BEGIN

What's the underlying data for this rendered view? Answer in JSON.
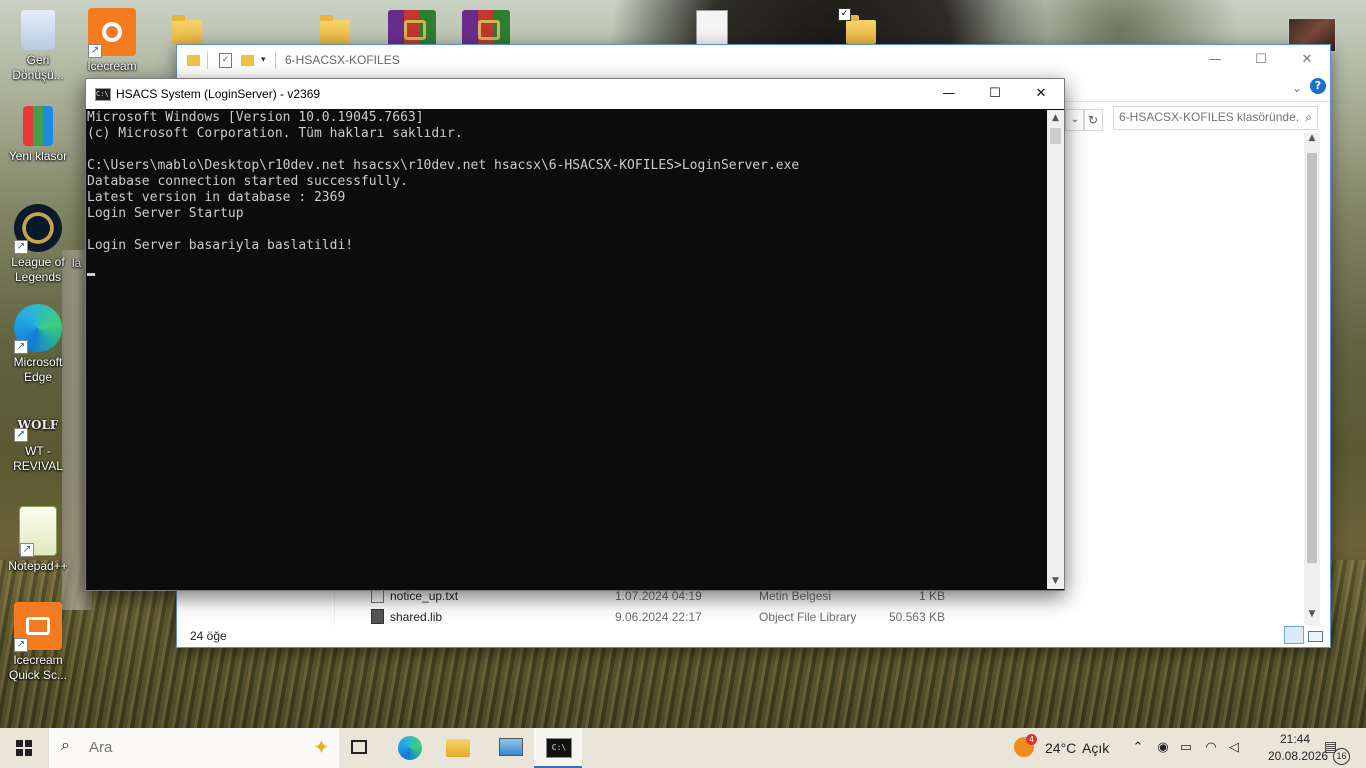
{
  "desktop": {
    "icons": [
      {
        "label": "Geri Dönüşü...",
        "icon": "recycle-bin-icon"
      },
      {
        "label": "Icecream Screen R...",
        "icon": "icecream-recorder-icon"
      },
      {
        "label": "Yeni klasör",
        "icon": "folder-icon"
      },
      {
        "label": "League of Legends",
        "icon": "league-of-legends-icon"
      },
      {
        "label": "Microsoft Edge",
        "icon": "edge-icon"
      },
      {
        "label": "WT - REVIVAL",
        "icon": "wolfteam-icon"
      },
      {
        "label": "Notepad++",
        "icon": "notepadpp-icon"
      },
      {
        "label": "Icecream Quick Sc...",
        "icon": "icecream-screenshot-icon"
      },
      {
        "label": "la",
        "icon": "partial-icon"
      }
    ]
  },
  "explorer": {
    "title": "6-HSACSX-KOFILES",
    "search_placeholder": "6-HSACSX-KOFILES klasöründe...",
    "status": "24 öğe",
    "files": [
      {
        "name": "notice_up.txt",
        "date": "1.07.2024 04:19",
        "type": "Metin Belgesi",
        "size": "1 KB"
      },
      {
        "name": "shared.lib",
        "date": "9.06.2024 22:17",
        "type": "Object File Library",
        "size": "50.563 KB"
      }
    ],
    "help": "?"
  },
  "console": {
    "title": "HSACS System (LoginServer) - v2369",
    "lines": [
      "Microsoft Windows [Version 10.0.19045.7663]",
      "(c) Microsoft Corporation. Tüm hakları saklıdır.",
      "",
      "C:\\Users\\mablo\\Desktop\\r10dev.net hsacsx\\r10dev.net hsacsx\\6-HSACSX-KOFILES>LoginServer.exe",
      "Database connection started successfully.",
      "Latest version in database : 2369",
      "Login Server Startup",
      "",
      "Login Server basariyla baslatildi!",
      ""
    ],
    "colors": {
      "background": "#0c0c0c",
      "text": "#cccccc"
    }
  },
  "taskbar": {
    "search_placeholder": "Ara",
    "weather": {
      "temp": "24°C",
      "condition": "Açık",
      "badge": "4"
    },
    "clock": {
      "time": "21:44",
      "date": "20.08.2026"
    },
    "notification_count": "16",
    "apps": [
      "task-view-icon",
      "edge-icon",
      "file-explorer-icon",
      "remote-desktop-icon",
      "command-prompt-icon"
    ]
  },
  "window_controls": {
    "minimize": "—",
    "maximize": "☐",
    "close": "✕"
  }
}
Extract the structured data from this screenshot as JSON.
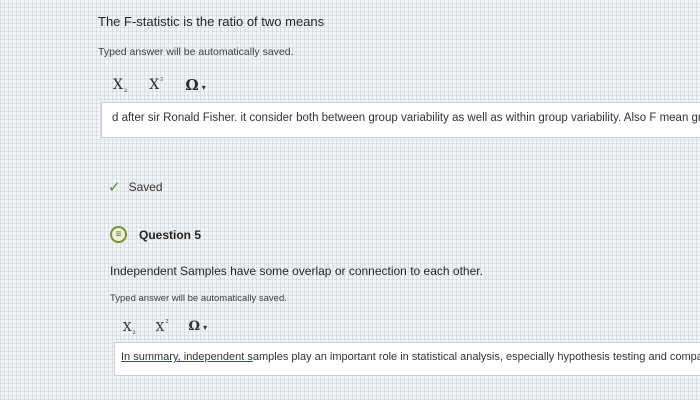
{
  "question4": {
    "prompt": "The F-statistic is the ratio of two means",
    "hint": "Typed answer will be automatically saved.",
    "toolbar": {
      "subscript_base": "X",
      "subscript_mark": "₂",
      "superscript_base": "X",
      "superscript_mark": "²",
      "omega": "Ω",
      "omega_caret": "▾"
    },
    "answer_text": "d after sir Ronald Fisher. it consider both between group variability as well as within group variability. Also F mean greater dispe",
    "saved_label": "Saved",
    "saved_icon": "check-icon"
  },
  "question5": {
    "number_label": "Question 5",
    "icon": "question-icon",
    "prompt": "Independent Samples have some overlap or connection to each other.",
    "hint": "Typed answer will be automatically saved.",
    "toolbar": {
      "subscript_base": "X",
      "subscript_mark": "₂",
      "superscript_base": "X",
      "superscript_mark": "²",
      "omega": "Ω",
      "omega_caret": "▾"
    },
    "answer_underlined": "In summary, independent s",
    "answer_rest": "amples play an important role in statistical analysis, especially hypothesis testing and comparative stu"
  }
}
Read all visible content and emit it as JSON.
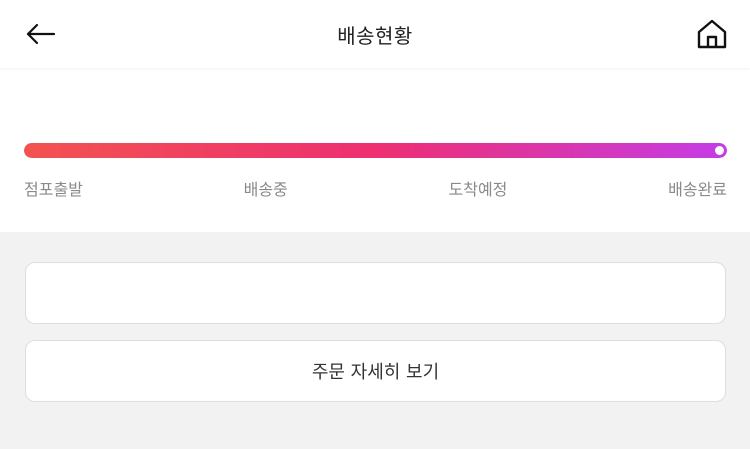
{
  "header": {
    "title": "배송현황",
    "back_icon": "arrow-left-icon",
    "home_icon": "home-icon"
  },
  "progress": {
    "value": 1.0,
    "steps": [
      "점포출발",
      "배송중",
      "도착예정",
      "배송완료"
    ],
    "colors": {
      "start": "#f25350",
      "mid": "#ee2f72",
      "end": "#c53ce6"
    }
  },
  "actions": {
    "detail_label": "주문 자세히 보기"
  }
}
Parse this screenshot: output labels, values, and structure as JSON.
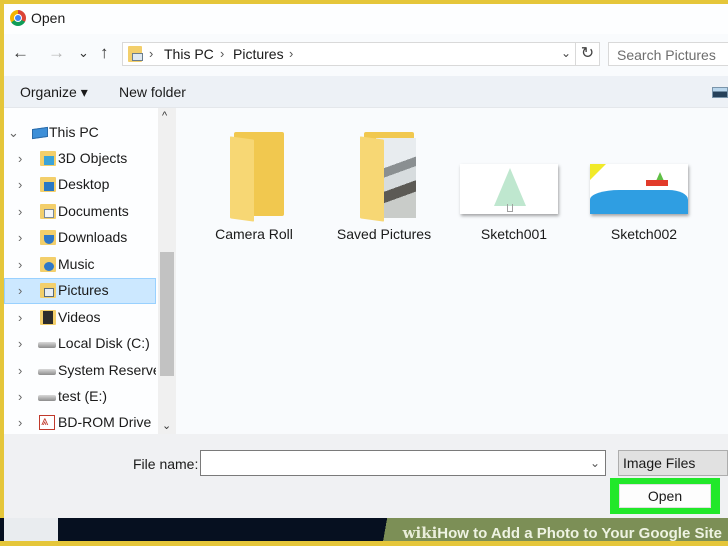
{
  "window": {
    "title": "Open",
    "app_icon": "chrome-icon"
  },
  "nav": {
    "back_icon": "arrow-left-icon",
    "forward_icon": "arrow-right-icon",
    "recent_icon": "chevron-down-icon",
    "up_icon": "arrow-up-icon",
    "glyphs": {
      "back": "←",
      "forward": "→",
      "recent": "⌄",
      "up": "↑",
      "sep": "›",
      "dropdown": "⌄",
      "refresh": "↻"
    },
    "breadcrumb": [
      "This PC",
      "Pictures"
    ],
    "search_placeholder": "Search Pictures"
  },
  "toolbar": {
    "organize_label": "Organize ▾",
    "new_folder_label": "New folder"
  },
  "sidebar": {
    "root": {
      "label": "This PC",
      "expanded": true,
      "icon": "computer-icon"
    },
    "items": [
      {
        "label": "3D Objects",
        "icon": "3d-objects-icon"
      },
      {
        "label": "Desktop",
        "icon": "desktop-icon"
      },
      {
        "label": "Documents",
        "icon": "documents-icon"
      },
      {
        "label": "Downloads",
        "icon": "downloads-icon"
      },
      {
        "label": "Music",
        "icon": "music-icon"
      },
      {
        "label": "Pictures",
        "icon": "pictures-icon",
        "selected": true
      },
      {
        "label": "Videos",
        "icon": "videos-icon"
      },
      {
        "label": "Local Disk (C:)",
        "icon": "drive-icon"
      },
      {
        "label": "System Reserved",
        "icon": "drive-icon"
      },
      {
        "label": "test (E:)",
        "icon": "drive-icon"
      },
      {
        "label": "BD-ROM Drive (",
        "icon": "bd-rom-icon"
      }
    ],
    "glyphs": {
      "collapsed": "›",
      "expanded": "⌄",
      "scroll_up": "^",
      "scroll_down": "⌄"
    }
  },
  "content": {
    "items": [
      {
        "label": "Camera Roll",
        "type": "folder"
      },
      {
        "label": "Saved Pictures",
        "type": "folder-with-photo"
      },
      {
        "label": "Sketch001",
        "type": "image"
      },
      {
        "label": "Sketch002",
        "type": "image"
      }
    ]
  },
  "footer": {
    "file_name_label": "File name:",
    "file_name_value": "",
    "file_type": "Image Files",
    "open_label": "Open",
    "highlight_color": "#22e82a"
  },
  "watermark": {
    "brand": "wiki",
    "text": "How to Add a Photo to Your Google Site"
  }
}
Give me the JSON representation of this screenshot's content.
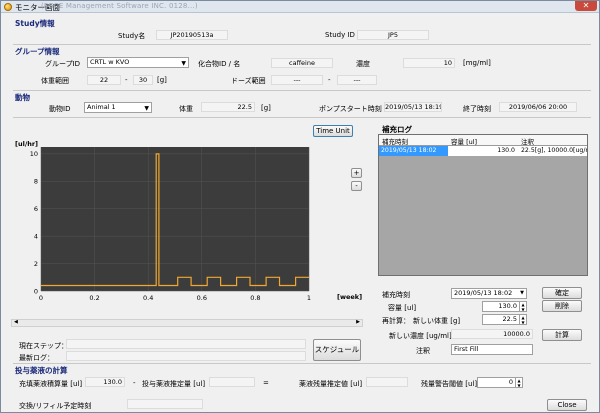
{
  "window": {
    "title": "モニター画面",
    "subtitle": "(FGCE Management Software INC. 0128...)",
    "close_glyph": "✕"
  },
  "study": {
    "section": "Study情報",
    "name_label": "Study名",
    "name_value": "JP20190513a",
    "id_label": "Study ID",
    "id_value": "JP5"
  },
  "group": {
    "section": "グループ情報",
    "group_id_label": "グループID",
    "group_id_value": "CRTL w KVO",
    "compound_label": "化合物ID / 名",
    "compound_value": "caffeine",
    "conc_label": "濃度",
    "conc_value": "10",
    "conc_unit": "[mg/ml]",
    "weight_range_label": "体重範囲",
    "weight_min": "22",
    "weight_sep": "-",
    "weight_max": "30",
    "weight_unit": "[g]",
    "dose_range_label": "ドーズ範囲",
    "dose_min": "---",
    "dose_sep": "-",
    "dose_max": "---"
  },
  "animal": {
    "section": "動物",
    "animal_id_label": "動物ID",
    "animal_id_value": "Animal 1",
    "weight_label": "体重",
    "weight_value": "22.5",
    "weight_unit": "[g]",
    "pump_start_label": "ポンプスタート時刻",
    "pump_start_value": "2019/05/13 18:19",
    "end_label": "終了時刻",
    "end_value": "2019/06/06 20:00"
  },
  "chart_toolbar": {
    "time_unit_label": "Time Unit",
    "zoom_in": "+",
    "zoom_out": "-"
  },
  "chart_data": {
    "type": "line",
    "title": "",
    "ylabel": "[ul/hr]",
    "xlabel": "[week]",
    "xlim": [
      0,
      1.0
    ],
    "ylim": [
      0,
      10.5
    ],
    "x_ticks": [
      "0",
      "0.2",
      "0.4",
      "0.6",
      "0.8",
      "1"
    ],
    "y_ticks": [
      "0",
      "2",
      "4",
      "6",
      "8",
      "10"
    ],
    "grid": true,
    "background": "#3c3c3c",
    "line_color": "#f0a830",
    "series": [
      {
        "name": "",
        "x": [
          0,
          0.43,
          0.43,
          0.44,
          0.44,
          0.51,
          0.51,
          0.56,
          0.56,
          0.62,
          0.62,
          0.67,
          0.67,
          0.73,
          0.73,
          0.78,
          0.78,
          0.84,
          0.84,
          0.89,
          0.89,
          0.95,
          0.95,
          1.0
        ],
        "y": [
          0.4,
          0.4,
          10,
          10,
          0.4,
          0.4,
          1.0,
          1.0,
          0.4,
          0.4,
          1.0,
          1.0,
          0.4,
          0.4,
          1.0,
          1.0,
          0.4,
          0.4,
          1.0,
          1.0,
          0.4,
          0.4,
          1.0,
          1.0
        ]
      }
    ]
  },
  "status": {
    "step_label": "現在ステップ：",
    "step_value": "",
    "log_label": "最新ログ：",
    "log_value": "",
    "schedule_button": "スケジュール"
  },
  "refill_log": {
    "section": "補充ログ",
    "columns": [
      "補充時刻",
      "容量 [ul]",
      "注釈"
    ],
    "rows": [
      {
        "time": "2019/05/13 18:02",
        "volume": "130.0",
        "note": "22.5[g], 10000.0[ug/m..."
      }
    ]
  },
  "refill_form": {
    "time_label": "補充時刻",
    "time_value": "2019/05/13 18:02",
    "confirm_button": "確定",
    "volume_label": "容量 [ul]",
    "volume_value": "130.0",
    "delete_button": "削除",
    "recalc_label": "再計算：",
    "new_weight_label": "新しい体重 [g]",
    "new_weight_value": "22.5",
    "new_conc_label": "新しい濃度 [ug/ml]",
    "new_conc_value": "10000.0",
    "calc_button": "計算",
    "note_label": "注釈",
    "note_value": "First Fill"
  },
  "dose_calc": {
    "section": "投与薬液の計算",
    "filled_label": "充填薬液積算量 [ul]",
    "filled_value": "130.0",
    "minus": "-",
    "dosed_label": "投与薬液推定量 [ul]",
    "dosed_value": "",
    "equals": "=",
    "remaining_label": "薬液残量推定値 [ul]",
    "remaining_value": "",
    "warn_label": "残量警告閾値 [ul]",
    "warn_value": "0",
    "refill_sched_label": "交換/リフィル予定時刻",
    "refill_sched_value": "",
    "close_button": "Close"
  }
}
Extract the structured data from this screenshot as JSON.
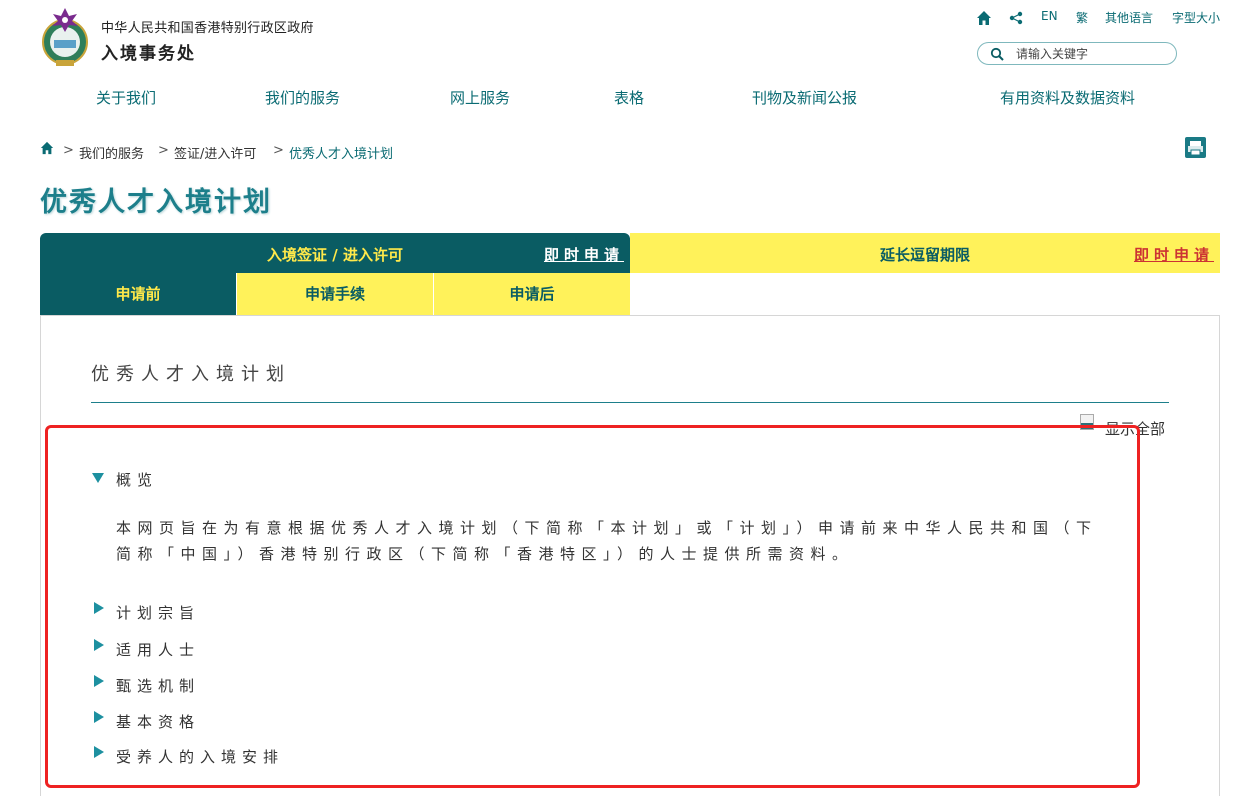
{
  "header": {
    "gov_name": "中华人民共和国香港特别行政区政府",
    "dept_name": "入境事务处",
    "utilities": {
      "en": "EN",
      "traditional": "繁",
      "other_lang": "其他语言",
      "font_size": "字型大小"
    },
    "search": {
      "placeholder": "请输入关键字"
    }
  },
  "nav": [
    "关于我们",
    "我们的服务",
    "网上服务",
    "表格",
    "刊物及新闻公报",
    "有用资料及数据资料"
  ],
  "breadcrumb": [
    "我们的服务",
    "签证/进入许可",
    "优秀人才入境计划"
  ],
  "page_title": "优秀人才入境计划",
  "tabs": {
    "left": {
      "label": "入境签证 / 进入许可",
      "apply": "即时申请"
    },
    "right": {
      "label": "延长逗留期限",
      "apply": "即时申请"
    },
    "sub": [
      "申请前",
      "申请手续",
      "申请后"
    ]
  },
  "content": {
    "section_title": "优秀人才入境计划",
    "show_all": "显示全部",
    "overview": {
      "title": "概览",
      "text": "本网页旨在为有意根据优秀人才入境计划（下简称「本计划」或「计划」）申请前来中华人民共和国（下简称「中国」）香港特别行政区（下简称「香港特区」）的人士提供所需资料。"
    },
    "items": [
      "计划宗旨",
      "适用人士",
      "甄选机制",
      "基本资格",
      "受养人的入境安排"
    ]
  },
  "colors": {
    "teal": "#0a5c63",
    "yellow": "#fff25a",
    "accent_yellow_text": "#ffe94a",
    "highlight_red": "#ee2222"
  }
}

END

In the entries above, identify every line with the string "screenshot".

        "icon": "icecream-screenshot-icon"
Extract the structured data from this screenshot as JSON.
Parse this screenshot: output labels, values, and structure as JSON.
Give me the JSON representation of this screenshot's content.
Extract the structured data from this screenshot as JSON.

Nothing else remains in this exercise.